And as I mentioned when I discussed the amendments, Blakely problems abound. Some of the circumstances don't raise that issue. For example, a sex offense takes probation off the table; obviously, the jury verdict or guilty plea settles that question. But a lot of them do. My favorite is this one: the judge has discretion to impose a prison sentence if he finds that "the offender's professional reputation or position facilitated the offense or was likely to influence the future conduct of others." Cargill was the first case to address the Blakely problems in the mandatory probation provision, but it won't be the last.
What you need to do. It's important to understand how this whole thing works. Again:
The statute makes probation mandatory unless certain circumstances exist. That means that probation is the maximum sentence for Apprendi/Blakely purposes, and a prison sentence can be imposed only if the "circumstances" are found by a jury or admitted by the defendant.
So how do you make that determination? Start by looking at the elements of the crime. Do they include one of the "circumstances"? For example, one of the circumstances is that "the offender committed the offense while having a firearm on or about the offender's person or under the offender's control." Let's say you have a 4th degree felony drug possession case with a 1-year firearm spec, and the prosecutor agrees to pull the spec in return for a plea. The judge wants to ship your guy because he had a firearm. No can do; once the spec is pulled, the plea doesn't involve anything about a gun.

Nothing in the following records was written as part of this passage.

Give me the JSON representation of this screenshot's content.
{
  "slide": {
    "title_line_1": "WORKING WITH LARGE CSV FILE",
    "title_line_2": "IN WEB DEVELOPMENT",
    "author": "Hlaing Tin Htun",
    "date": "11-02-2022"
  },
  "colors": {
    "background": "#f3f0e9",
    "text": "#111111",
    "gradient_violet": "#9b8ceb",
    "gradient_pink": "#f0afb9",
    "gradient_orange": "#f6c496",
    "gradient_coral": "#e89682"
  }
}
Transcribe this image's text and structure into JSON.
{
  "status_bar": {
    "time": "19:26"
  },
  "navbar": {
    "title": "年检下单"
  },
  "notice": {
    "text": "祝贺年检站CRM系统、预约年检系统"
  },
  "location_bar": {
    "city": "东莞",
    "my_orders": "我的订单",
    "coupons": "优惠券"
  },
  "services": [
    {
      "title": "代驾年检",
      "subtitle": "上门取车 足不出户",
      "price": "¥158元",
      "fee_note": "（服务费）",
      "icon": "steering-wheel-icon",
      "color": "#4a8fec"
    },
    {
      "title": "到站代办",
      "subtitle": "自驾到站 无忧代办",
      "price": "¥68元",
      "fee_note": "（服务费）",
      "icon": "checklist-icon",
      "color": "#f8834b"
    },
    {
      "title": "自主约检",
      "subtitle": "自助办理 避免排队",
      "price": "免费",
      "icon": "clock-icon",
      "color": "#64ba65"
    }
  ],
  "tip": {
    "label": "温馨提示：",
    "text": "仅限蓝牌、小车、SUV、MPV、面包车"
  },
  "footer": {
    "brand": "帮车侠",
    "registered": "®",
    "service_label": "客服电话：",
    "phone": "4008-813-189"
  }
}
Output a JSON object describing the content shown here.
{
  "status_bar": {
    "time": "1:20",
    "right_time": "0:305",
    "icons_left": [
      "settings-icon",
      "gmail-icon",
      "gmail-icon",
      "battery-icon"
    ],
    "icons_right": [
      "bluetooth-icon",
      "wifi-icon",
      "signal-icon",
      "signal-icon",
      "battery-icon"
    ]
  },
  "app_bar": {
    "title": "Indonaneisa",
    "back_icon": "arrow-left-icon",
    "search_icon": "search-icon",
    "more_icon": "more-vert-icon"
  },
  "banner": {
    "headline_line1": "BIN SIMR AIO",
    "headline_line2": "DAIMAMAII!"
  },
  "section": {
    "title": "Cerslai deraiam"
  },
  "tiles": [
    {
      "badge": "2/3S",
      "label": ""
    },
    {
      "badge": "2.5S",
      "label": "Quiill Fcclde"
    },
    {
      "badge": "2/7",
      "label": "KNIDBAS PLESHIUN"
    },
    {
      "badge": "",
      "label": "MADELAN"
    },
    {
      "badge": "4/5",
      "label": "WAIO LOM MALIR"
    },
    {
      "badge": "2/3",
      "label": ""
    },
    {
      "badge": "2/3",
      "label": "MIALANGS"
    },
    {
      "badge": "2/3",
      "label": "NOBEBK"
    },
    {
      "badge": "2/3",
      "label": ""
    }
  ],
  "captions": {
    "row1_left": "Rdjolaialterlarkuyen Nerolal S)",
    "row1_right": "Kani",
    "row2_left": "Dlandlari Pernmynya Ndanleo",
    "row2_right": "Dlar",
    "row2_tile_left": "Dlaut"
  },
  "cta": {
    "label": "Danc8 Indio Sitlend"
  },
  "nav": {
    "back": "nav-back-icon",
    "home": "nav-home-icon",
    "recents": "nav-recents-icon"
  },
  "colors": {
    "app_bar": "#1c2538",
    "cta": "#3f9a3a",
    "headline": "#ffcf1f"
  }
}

There are a number of critical decisions in sentencing: how long a prison sentence to impose, for example, or whether to run sentences concurrently or consecutively. If you're representing a client charged with a fourth or fifth degree felony, understanding this stuff may impact what is arguably the biggest decision of all: it may make the difference between community control sanctions and prison.
One other thing: it's a pretty safe bet that the Ohio Supreme Court is going to have the last word in Cargill.